First of all, having the right information on your website is always the starting point. Re-arranging bad or incomplete information and data will not magically make that content better. Take a look at your site content and make sure you at least have this very basic information:
General demographics that are up-to-date
A workforce page with specific information on your region
An incentives page, with both local and state incentives
Your targeted sectors and why you are ready for them to come to your city
Staff page with contact and photos for you and your staff
Your properties and business parks
After evaluating your content, it’s up to you to lay out paths through your site (starting with your homepage) that will engage your audience, connect the dots between your data and your story, and lead them to the right information as quickly as possible.
You don't really have to get cute with your website layout. If you have the right information and your data is up to date, don't over think how to arrange the pages. When you are placing pages together, think about landing on the site for the first time and wanting to find that specific page - would you logically expect to find it grouped with the other pages in that menu?
Context is key
You want navigating your site to be as effortless as possible. Your main menu titles provide the context for all the pages under them.

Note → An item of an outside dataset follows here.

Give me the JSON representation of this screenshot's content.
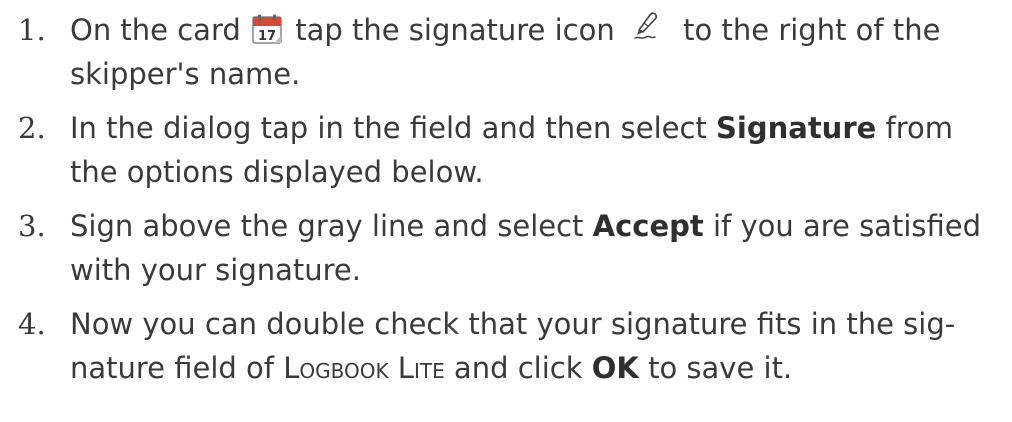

Group pages that cover your general information on your city (like general demographics, education, housing, cost of living, and local taxes) in one place. Put your information for site selectors in one place - incentives, workforce, major employers, etc. Properties and business parks can live in the site selection area or on its own property tab. Dedicate a whole menu to the advantages you have identified for your city or region. Depending on how extensive your target markets pages will be, consider devoting an entire menu to those as well.
The rest of your menus are really pretty dependent on how your EDO is set up and what the goals and targets you have laid out will be.
Media Centers Are Dead
One thing you see more often than not on an EDO site is a media tab with items such as videos, news, photo galleries, etc. Unfortunately, most of the people whom you want to see these things are not going to take the time to land on those pages. You need to find a way to put those important items in and around the content they relate to. Put your videos with the content they are showcasing. Use a call out on your workforce page to encourage someone to view a news item related to workforce growth. Place photos throughout your content on the various pages they relate to, or use a gallery on those pages to show off a larger album of related photos.
Do Not Repeat
A final thing to remember is to not double up on page content, menu links, or even similar menu titles. If you have it somewhere on the website, point people to that place rather than creating a whole new page with the same content. Keep your page title unique so nobody is questioning which page to go to. If you have arranged your site well, you shouldn’t feel the need to have a link to the same content in multiple menus.
At EDsuite, we work carefully with our clients to help them understand the content layout process and why we are recommending a specific site map for them. Every site is a little different, but each of these basic things always hold true.
We would love to help you evaluate your website and your content layout, even if you aren't asking us to build a whole new site. Give us a shout and we can talk!